Umbrella Insurance Policies
Now, this confuses people sometimes. The two types of insurance policies noted above are types of homeowner’s insurance. Those are the basic insurance coverages on any property. Homeowner’s insurance, in its general form, is what everyone has on any property they have, whether it be their primary home or an investment property. This is the basic type of insurance, and everyone has to have it.
An umbrella insurance policy, however, is essentially an add-on. You would not have an umbrella insurance policy without a basic homeowner’s policy.
The umbrella insurance policy is a liability protection. In your homeowner’s insurance policy (whatever type it may be), there is a certain level of liability coverage. The umbrella policy just adds additional coverage limits to that. Typically, an umbrella policy will insure you up to $1M in liability coverage and some policies may hit $2M. As far as what companies offer umbrella insurance policies, I can’t quite tell you since I do everything through USAA, and they offer them. I have heard it can be tricky to find a company who offers it, and some who do require that your homeowner’s policy be through them as well in order to cover you with an umbrella policy. Just ask around, such as on the BiggerPockets Forums, for referrals for companies who offer them, and certainly there should be plenty of options out there.
For more information on using an umbrella insurance policy or an LLC for asset protection, read “Should You Put Your Rental Properties in an LLC?“
Choosing an Insurance Company
This is another one I can’t help you with because I’ve never had to shop for one, but I can tell you a couple considerations when looking for an insurance company.
- Shop around like you would anything else. Get full quotes so you can compare coverage amounts and limitations, and compare those coverage levels (and type) with the premium amount you have to pay for it. Compare and contrast the different offerings from the various companies you speak with.
- Here’s the tricky part, and with no solid solution — don’t just go off of the cost for coverage, or the best deal, if you will. What’s the #1 horror story when it comes to insurance companies? They bail out of paying out on a claim by coming up with some excuse as to why they don’t have to! This scenario is not worth saving a few bucks on your premium. Why do you think I pay a ton more to use USAA when I could get a significantly cheaper policy elsewhere? Because I know they pay and they pay fast. How to mitigate this with other companies, I have no idea. I think the best thing you can do is ask for referrals for companies other investors like and have an easy time dealing with (preferably ask someone who has had to file a claim!).
As I said, ask for referrals from other investors. It’s the fastest and probably best way to get pointed in the right direction. Or ask any agents or sellers or whoever you are working with if they have recommendations as well. Did I mention the BiggerPockets Forums are great for that?!
Hopefully this gives you at least a starting point when jumping into the lovely world of insurance! Sorry I can’t give you more details, but I’ve found that at least understanding the types of policies makes it much easier to focus on coverage details because you don’t have to stress out about trying to figure out what you are even looking at.
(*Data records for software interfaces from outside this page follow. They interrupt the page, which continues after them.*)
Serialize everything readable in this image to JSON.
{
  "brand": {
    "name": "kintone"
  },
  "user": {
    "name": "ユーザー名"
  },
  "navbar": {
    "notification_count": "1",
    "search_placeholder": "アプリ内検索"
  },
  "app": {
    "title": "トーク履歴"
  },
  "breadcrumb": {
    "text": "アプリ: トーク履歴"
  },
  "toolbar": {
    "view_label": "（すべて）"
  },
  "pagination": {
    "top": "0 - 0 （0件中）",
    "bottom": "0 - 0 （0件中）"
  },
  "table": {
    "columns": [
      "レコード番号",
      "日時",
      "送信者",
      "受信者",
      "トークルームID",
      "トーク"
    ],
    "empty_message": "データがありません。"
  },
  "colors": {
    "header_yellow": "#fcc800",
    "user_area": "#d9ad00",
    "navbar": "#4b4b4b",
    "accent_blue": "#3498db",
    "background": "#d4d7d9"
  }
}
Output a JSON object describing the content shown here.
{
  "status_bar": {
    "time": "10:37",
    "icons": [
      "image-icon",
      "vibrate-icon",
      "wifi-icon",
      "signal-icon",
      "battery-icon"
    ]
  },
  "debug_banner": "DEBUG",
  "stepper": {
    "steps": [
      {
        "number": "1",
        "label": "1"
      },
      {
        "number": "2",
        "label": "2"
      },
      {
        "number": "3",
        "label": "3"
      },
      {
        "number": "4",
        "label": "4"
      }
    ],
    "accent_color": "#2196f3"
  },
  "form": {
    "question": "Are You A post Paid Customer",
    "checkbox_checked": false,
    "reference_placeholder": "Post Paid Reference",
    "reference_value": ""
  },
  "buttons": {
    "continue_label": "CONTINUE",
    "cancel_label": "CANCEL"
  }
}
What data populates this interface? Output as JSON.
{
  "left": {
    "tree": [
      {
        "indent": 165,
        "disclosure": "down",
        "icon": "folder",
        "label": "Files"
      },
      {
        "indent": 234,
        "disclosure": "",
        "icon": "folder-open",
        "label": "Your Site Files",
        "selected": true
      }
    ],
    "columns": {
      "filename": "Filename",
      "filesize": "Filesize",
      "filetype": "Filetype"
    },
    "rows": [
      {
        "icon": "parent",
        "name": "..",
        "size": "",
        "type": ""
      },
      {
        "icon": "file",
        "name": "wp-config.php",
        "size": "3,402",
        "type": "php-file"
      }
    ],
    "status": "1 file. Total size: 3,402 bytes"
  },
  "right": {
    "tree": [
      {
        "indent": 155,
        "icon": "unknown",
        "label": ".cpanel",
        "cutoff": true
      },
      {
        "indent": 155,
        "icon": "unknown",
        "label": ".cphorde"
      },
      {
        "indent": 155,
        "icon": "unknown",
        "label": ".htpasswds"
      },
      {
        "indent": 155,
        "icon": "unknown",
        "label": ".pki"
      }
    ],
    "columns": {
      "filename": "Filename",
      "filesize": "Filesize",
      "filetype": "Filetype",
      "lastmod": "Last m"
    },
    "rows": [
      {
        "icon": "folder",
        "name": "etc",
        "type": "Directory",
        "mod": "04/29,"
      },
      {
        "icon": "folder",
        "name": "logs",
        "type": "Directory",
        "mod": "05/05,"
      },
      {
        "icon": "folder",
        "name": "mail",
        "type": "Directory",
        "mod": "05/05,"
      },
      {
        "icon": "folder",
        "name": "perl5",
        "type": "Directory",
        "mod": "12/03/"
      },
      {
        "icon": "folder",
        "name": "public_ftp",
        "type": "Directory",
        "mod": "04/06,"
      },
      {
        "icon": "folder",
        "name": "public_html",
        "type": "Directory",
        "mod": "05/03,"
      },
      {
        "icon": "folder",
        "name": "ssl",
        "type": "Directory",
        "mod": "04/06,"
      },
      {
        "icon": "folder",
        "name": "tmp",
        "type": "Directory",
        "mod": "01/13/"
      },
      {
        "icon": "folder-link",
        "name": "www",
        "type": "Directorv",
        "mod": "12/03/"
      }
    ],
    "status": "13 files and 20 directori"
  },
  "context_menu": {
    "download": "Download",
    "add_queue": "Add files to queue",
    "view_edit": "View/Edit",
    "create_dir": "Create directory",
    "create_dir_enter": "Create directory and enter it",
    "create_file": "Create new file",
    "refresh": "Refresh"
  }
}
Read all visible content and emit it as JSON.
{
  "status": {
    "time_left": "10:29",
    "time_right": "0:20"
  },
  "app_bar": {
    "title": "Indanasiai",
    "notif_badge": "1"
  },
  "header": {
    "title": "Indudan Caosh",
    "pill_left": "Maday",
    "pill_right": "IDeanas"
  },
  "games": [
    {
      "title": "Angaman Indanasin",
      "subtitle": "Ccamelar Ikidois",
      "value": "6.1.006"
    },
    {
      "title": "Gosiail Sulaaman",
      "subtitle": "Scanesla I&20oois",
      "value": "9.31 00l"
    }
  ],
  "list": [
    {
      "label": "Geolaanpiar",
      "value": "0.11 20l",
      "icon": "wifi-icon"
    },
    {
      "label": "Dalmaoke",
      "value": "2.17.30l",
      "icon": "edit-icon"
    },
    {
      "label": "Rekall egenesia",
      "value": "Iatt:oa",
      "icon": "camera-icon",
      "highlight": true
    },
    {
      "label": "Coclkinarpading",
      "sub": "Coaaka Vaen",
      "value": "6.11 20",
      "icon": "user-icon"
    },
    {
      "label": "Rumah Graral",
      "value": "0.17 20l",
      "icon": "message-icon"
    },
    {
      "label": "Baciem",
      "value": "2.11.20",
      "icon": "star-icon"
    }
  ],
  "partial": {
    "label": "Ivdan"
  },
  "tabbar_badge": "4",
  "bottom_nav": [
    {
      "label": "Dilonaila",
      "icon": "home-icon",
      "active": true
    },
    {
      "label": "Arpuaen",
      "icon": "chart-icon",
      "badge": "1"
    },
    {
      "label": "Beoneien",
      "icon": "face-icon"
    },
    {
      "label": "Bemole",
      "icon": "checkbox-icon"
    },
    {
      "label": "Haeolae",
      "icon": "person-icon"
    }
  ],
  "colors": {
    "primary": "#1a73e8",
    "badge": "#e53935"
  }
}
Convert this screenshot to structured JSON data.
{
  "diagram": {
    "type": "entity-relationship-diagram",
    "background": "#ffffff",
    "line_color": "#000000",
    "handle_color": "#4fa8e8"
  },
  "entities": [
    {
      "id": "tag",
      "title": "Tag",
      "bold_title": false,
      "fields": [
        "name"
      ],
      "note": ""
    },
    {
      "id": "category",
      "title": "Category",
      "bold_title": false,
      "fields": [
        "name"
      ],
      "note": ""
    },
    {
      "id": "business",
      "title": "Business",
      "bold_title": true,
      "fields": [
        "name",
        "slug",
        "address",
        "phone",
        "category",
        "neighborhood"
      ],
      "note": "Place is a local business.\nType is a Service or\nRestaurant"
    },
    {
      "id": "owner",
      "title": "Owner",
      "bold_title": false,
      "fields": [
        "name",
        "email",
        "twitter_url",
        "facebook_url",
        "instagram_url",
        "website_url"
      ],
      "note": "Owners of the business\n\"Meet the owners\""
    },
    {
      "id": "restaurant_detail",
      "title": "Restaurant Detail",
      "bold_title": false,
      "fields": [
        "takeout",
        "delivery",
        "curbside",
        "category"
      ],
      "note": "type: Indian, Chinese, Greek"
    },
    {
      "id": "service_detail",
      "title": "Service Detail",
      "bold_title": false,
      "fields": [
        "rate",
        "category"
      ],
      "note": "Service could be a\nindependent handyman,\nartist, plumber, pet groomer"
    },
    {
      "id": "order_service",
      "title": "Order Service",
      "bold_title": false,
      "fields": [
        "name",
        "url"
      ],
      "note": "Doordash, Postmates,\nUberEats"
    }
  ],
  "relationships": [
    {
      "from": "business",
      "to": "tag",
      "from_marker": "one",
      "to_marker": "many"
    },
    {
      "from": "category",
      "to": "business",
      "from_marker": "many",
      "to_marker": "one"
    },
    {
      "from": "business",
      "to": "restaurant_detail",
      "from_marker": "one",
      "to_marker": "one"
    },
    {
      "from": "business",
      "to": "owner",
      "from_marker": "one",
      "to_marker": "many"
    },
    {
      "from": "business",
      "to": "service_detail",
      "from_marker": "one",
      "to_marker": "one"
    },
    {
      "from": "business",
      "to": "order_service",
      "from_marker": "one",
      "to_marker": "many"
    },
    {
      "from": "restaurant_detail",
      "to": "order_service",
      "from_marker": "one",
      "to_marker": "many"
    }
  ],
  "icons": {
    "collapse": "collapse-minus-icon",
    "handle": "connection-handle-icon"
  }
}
Any insurance experts out there or experienced investors with advice on insurance policies and companies? Or if you are on the other end of the spectrum, ask any insurance questions you have and let’s see if we can get them answered for you by other readers!
Leave a comment below, and let’s talk insurance!